(Recorded data)

▬▬▬

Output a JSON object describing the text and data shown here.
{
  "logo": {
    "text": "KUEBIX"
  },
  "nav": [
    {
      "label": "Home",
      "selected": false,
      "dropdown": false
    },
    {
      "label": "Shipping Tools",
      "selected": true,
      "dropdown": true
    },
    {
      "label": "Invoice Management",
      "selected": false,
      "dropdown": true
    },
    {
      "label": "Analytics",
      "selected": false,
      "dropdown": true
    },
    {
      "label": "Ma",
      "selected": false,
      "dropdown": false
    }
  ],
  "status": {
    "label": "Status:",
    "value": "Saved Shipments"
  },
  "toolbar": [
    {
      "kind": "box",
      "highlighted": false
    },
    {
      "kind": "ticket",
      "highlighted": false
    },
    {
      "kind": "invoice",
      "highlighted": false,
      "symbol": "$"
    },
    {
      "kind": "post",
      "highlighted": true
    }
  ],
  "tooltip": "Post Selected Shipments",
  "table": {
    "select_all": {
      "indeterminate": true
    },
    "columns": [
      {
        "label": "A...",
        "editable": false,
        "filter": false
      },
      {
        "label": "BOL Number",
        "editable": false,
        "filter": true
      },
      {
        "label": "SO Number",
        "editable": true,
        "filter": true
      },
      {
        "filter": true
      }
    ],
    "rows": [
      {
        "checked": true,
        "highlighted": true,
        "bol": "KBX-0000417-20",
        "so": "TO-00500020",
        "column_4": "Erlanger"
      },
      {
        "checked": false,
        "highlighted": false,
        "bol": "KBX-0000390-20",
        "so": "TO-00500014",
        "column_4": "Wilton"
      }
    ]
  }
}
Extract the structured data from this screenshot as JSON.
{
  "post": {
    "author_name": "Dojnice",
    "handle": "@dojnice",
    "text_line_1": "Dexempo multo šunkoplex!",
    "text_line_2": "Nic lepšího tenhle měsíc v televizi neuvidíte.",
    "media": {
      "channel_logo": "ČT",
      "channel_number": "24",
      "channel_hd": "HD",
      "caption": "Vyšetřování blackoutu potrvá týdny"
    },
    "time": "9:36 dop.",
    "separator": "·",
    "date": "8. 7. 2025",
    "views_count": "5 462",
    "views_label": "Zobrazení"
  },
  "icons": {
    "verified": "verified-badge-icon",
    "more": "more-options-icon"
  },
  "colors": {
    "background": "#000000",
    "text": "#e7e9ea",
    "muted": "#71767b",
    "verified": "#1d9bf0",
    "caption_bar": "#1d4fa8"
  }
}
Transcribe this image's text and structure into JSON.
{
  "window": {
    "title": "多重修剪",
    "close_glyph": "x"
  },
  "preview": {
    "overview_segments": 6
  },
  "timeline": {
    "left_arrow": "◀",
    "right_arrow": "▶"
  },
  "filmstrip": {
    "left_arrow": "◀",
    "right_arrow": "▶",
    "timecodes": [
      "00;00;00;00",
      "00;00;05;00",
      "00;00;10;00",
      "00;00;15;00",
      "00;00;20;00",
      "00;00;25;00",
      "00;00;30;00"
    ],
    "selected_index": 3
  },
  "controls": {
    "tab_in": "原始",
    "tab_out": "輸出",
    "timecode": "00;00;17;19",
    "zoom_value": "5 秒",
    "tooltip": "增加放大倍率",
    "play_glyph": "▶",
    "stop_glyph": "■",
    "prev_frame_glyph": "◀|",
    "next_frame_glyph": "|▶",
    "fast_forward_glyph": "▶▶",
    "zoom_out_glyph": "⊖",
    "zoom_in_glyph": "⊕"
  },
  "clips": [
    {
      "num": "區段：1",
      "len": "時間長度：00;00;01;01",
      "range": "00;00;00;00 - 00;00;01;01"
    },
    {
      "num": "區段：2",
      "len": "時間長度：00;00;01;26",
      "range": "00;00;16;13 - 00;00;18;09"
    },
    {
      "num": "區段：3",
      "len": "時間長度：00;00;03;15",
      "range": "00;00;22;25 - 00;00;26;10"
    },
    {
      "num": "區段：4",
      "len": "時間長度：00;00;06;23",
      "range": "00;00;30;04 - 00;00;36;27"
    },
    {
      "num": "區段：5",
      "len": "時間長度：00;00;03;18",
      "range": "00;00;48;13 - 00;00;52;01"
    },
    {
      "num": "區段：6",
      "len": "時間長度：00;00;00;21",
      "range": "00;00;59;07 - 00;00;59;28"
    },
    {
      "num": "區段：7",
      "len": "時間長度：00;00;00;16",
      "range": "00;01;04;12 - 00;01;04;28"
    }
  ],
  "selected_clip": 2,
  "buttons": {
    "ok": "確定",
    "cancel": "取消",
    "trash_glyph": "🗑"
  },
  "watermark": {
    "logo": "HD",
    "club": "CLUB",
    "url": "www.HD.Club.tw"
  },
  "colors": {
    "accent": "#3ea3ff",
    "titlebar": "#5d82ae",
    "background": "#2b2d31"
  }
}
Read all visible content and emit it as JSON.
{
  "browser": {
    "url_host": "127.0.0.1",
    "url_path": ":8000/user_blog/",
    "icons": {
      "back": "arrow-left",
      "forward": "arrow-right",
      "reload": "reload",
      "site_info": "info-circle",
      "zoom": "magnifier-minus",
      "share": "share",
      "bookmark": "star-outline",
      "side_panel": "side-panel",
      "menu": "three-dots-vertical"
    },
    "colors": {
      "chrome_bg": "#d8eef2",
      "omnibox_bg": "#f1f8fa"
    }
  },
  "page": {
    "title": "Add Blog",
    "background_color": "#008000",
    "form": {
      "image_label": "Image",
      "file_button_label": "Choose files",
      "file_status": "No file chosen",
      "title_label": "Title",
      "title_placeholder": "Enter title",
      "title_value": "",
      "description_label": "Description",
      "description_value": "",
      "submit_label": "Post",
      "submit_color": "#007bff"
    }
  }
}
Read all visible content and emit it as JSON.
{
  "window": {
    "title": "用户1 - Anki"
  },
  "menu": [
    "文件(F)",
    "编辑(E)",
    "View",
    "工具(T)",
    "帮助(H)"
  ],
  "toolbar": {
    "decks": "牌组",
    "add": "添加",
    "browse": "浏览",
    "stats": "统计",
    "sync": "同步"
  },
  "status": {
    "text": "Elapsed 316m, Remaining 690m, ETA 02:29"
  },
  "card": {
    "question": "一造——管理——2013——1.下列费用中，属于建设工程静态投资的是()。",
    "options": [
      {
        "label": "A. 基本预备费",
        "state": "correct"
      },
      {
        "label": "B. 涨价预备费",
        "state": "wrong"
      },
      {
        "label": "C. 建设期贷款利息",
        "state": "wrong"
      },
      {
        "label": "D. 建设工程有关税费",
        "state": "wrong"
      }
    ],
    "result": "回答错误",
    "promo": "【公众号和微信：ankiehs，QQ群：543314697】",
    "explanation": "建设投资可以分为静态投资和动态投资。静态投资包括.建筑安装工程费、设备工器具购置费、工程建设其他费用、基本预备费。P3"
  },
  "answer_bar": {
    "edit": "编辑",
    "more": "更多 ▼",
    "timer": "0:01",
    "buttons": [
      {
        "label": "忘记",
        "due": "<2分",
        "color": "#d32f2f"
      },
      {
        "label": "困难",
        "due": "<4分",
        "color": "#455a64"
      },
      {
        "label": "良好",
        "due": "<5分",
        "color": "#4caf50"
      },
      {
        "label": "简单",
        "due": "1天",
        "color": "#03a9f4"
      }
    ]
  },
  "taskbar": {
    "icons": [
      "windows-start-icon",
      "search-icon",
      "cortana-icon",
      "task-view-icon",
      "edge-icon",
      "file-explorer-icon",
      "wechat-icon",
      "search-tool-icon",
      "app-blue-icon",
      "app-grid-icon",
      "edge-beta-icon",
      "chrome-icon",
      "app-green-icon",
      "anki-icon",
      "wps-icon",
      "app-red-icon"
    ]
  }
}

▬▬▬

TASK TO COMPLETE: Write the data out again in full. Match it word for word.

REPLY TO THE TASK:
Output a JSON object describing the text and data shown here.
{
  "logo": {
    "text": "KUEBIX"
  },
  "nav": [
    {
      "label": "Home",
      "selected": false,
      "dropdown": false
    },
    {
      "label": "Shipping Tools",
      "selected": true,
      "dropdown": true
    },
    {
      "label": "Invoice Management",
      "selected": false,
      "dropdown": true
    },
    {
      "label": "Analytics",
      "selected": false,
      "dropdown": true
    },
    {
      "label": "Ma",
      "selected": false,
      "dropdown": false
    }
  ],
  "status": {
    "label": "Status:",
    "value": "Saved Shipments"
  },
  "toolbar": [
    {
      "kind": "box",
      "highlighted": false
    },
    {
      "kind": "ticket",
      "highlighted": false
    },
    {
      "kind": "invoice",
      "highlighted": false,
      "symbol": "$"
    },
    {
      "kind": "post",
      "highlighted": true
    }
  ],
  "tooltip": "Post Selected Shipments",
  "table": {
    "select_all": {
      "indeterminate": true
    },
    "columns": [
      {
        "label": "A...",
        "editable": false,
        "filter": false
      },
      {
        "label": "BOL Number",
        "editable": false,
        "filter": true
      },
      {
        "label": "SO Number",
        "editable": true,
        "filter": true
      },
      {
        "filter": true
      }
    ],
    "rows": [
      {
        "checked": true,
        "highlighted": true,
        "bol": "KBX-0000417-20",
        "so": "TO-00500020",
        "column_4": "Erlanger"
      },
      {
        "checked": false,
        "highlighted": false,
        "bol": "KBX-0000390-20",
        "so": "TO-00500014",
        "column_4": "Wilton"
      }
    ]
  }
}
Extract the structured data from this screenshot as JSON.
{
  "post": {
    "author_name": "Dojnice",
    "handle": "@dojnice",
    "text_line_1": "Dexempo multo šunkoplex!",
    "text_line_2": "Nic lepšího tenhle měsíc v televizi neuvidíte.",
    "media": {
      "channel_logo": "ČT",
      "channel_number": "24",
      "channel_hd": "HD",
      "caption": "Vyšetřování blackoutu potrvá týdny"
    },
    "time": "9:36 dop.",
    "separator": "·",
    "date": "8. 7. 2025",
    "views_count": "5 462",
    "views_label": "Zobrazení"
  },
  "icons": {
    "verified": "verified-badge-icon",
    "more": "more-options-icon"
  },
  "colors": {
    "background": "#000000",
    "text": "#e7e9ea",
    "muted": "#71767b",
    "verified": "#1d9bf0",
    "caption_bar": "#1d4fa8"
  }
}
Transcribe this image's text and structure into JSON.
{
  "window": {
    "title": "多重修剪",
    "close_glyph": "x"
  },
  "preview": {
    "overview_segments": 6
  },
  "timeline": {
    "left_arrow": "◀",
    "right_arrow": "▶"
  },
  "filmstrip": {
    "left_arrow": "◀",
    "right_arrow": "▶",
    "timecodes": [
      "00;00;00;00",
      "00;00;05;00",
      "00;00;10;00",
      "00;00;15;00",
      "00;00;20;00",
      "00;00;25;00",
      "00;00;30;00"
    ],
    "selected_index": 3
  },
  "controls": {
    "tab_in": "原始",
    "tab_out": "輸出",
    "timecode": "00;00;17;19",
    "zoom_value": "5 秒",
    "tooltip": "增加放大倍率",
    "play_glyph": "▶",
    "stop_glyph": "■",
    "prev_frame_glyph": "◀|",
    "next_frame_glyph": "|▶",
    "fast_forward_glyph": "▶▶",
    "zoom_out_glyph": "⊖",
    "zoom_in_glyph": "⊕"
  },
  "clips": [
    {
      "num": "區段：1",
      "len": "時間長度：00;00;01;01",
      "range": "00;00;00;00 - 00;00;01;01"
    },
    {
      "num": "區段：2",
      "len": "時間長度：00;00;01;26",
      "range": "00;00;16;13 - 00;00;18;09"
    },
    {
      "num": "區段：3",
      "len": "時間長度：00;00;03;15",
      "range": "00;00;22;25 - 00;00;26;10"
    },
    {
      "num": "區段：4",
      "len": "時間長度：00;00;06;23",
      "range": "00;00;30;04 - 00;00;36;27"
    },
    {
      "num": "區段：5",
      "len": "時間長度：00;00;03;18",
      "range": "00;00;48;13 - 00;00;52;01"
    },
    {
      "num": "區段：6",
      "len": "時間長度：00;00;00;21",
      "range": "00;00;59;07 - 00;00;59;28"
    },
    {
      "num": "區段：7",
      "len": "時間長度：00;00;00;16",
      "range": "00;01;04;12 - 00;01;04;28"
    }
  ],
  "selected_clip": 2,
  "buttons": {
    "ok": "確定",
    "cancel": "取消",
    "trash_glyph": "🗑"
  },
  "watermark": {
    "logo": "HD",
    "club": "CLUB",
    "url": "www.HD.Club.tw"
  },
  "colors": {
    "accent": "#3ea3ff",
    "titlebar": "#5d82ae",
    "background": "#2b2d31"
  }
}
Read all visible content and emit it as JSON.
{
  "browser": {
    "url_host": "127.0.0.1",
    "url_path": ":8000/user_blog/",
    "icons": {
      "back": "arrow-left",
      "forward": "arrow-right",
      "reload": "reload",
      "site_info": "info-circle",
      "zoom": "magnifier-minus",
      "share": "share",
      "bookmark": "star-outline",
      "side_panel": "side-panel",
      "menu": "three-dots-vertical"
    },
    "colors": {
      "chrome_bg": "#d8eef2",
      "omnibox_bg": "#f1f8fa"
    }
  },
  "page": {
    "title": "Add Blog",
    "background_color": "#008000",
    "form": {
      "image_label": "Image",
      "file_button_label": "Choose files",
      "file_status": "No file chosen",
      "title_label": "Title",
      "title_placeholder": "Enter title",
      "title_value": "",
      "description_label": "Description",
      "description_value": "",
      "submit_label": "Post",
      "submit_color": "#007bff"
    }
  }
}
Read all visible content and emit it as JSON.
{
  "window": {
    "title": "用户1 - Anki"
  },
  "menu": [
    "文件(F)",
    "编辑(E)",
    "View",
    "工具(T)",
    "帮助(H)"
  ],
  "toolbar": {
    "decks": "牌组",
    "add": "添加",
    "browse": "浏览",
    "stats": "统计",
    "sync": "同步"
  },
  "status": {
    "text": "Elapsed 316m, Remaining 690m, ETA 02:29"
  },
  "card": {
    "question": "一造——管理——2013——1.下列费用中，属于建设工程静态投资的是()。",
    "options": [
      {
        "label": "A. 基本预备费",
        "state": "correct"
      },
      {
        "label": "B. 涨价预备费",
        "state": "wrong"
      },
      {
        "label": "C. 建设期贷款利息",
        "state": "wrong"
      },
      {
        "label": "D. 建设工程有关税费",
        "state": "wrong"
      }
    ],
    "result": "回答错误",
    "promo": "【公众号和微信：ankiehs，QQ群：543314697】",
    "explanation": "建设投资可以分为静态投资和动态投资。静态投资包括.建筑安装工程费、设备工器具购置费、工程建设其他费用、基本预备费。P3"
  },
  "answer_bar": {
    "edit": "编辑",
    "more": "更多 ▼",
    "timer": "0:01",
    "buttons": [
      {
        "label": "忘记",
        "due": "<2分",
        "color": "#d32f2f"
      },
      {
        "label": "困难",
        "due": "<4分",
        "color": "#455a64"
      },
      {
        "label": "良好",
        "due": "<5分",
        "color": "#4caf50"
      },
      {
        "label": "简单",
        "due": "1天",
        "color": "#03a9f4"
      }
    ]
  },
  "taskbar": {
    "icons": [
      "windows-start-icon",
      "search-icon",
      "cortana-icon",
      "task-view-icon",
      "edge-icon",
      "file-explorer-icon",
      "wechat-icon",
      "search-tool-icon",
      "app-blue-icon",
      "app-grid-icon",
      "edge-beta-icon",
      "chrome-icon",
      "app-green-icon",
      "anki-icon",
      "wps-icon",
      "app-red-icon"
    ]
  }
}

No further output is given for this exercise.